'I get stressed and frustrated and I give up.'—Peter KanabeeKanabee has suffered with an alcohol problem for more than a decade, his lawyer said.
He had every intention of going back to the hotel, but the liquor got the better of him.
He passed out and had trouble finding his way back downtown, Rod Brecht said, adding that Kanabee is extremely remorseful.
"Certainly it was a dereliction of his parental responsibility," Brecht said.
Lismer chided Kanabee for putting the girl in "severe danger," saying that it was possible the baby could have been seriously hurt or even died.
In a rambling address to the court, Kanabee promised he was trying to change his life and deal with his addiction issues.
"I didn't have a father figure to teach me right from wrong," he said. "I get stressed and frustrated and I give up.
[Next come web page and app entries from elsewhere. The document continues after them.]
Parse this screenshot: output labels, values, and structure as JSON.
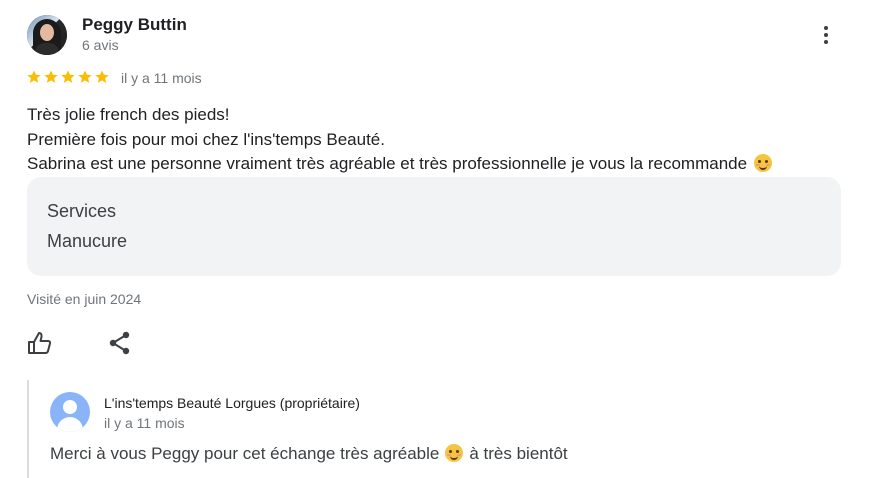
{
  "review": {
    "author_name": "Peggy Buttin",
    "author_meta": "6 avis",
    "rating": 5,
    "rating_max": 5,
    "time": "il y a 11 mois",
    "lines": [
      "Très jolie french des pieds!",
      "Première fois pour moi chez l'ins'temps Beauté.",
      "Sabrina est une personne vraiment très agréable et très professionnelle je vous la recommande"
    ],
    "services_title": "Services",
    "services_value": "Manucure",
    "visited": "Visité en juin 2024"
  },
  "icons": {
    "more": "more-vert-icon",
    "star": "star-icon",
    "like": "thumb-up-icon",
    "share": "share-icon",
    "emoji": "smiling-face-icon"
  },
  "reply": {
    "owner_name": "L'ins'temps Beauté Lorgues (propriétaire)",
    "owner_time": "il y a 11 mois",
    "text_before": "Merci à vous Peggy pour cet échange très agréable",
    "text_after": "à très bientôt"
  },
  "colors": {
    "star": "#fbbc04",
    "secondary_text": "#70757a",
    "box_bg": "#f1f3f4",
    "owner_avatar": "#8ab4f8"
  }
}
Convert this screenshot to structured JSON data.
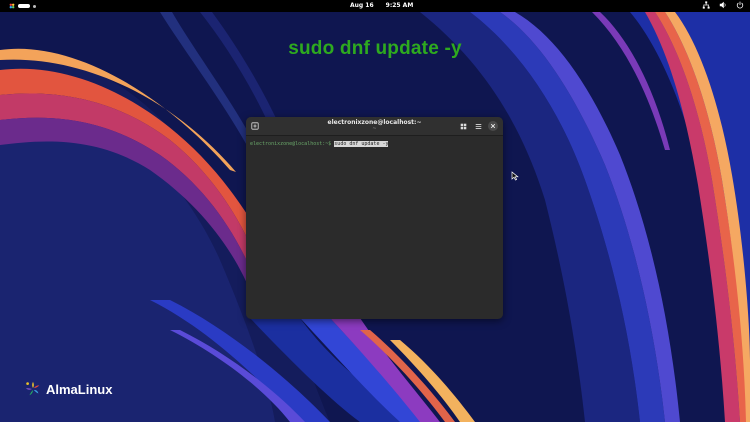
{
  "topbar": {
    "date": "Aug 16",
    "time": "9:25 AM"
  },
  "headline": "sudo dnf update -y",
  "terminal": {
    "title": "electronixzone@localhost:~",
    "subtitle": "~",
    "prompt": "electronixzone@localhost:~$ ",
    "command": "sudo dnf update -y"
  },
  "brand": {
    "name": "AlmaLinux"
  },
  "colors": {
    "headline": "#2eaa1f",
    "terminal_bg": "#2b2b2b",
    "wallpaper_base": "#0f1650"
  },
  "icons": [
    "almalinux-logo-icon",
    "activities-pill-icon",
    "network-icon",
    "volume-icon",
    "power-icon",
    "new-tab-icon",
    "grid-view-icon",
    "menu-icon",
    "close-icon",
    "mouse-cursor-icon"
  ]
}
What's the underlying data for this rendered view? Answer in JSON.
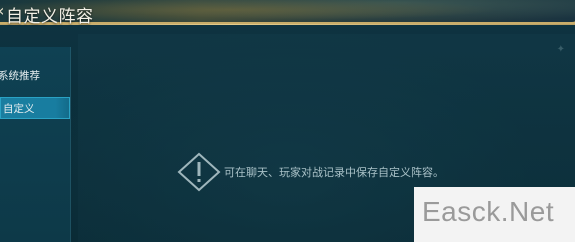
{
  "header": {
    "title": "自定义阵容",
    "back_icon": "back-arrow-icon"
  },
  "sidebar": {
    "items": [
      {
        "label": "系统推荐",
        "selected": false
      },
      {
        "label": "自定义",
        "selected": true
      }
    ]
  },
  "main": {
    "empty_state": {
      "icon": "warning-diamond-icon",
      "message": "可在聊天、玩家对战记录中保存自定义阵容。"
    }
  },
  "watermark": {
    "text": "Easck.Net"
  },
  "colors": {
    "accent_gold": "#c9ad6a",
    "selected_tab": "#1a7ea0",
    "background": "#0c2f3c"
  }
}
"I should have stayed with my daughter at all times," he said.
"I'm very sorry, especially to my baby daughter," Kanabee added.
Father jailed after abadoning baby to go drinking
A "SELFISH" father has pleaded guilty to leaving his nine-month-old daughter alone in a downtown Winnipeg hotel room for nearly 16 hours while he drank, partied and passed out.
The 31-year-old -- who can't be named under the Child and Family Services Act because it would identify the child -- was given a 10-month jail sentence Thursday under a joint recommendation from Crown and defence lawyers. He admitted to a charge of failing to provide the necessities of life.
"I didn't have a father figure to teach me right from wrong," the man told provincial court Judge Theodore Lismer. "I get stressed and frustrated and I give up. I should have stayed with my daughter at all times."
The man and his daughter live in Thompson but had come to Winnipeg for a medical appointment. They checked into the St. Regis Hotel on Main Street around 10 p.m. and the father left the room about an hour later. He originally went outside to have a cigarette, but claims he met a friend who offered him some alcohol. The pair then went to a house party in the North End, where he drank at least 10 beers and passed out.
The father returned to the hotel around 2 p.m. the following day and was greeted by waiting police officers. Staff at the hotel had found the child about 10:30 a.m. after a guest reported the sound of crying.
By the headline saying that he "abandoned his baby to go drinking" implies that it was a conscious choice. When you have an addiction, it can overcome you and it is no longer a conscious choice. It's all you think about. Also, this article is biased as it says "the selfish father." An addicted father is not selfish. The article fails to mention that this father has been struggling with an addiction for years, or any other mitigating factors and statements by the defence.
Prison does not offer effective substance abuse programs and therefore, will not be of any benefit to this man. He should not have been sentenced to prison at all. This man suffers from alcoholism and should have been helped. Being overly punitive will not solve any problems and is no solution. Alcohol abuse is a symptom of deeper problems in a person's life and he should also be provided with counselling. Maybe he grew up in an neglectful or abusive childhood environment. We need to address these issues to prevent further crime. Addicts dont stop being addicts by being sent to prison for crimes they committed while intoxicated. Prison is over-relied on when resources should be used at getting to the root of the problem. Substance dependence is a mental disorder and this man needs assistance not prison. This man obviously has a sense of responsibility and cares for his child as he took her to Winnipeg for a medical appointment. It doesnt sound as if he was neglectful usually. His daughter should be returned to him once he gets his life under control and combats his alcohol problem. He is more of a danger to himself than society.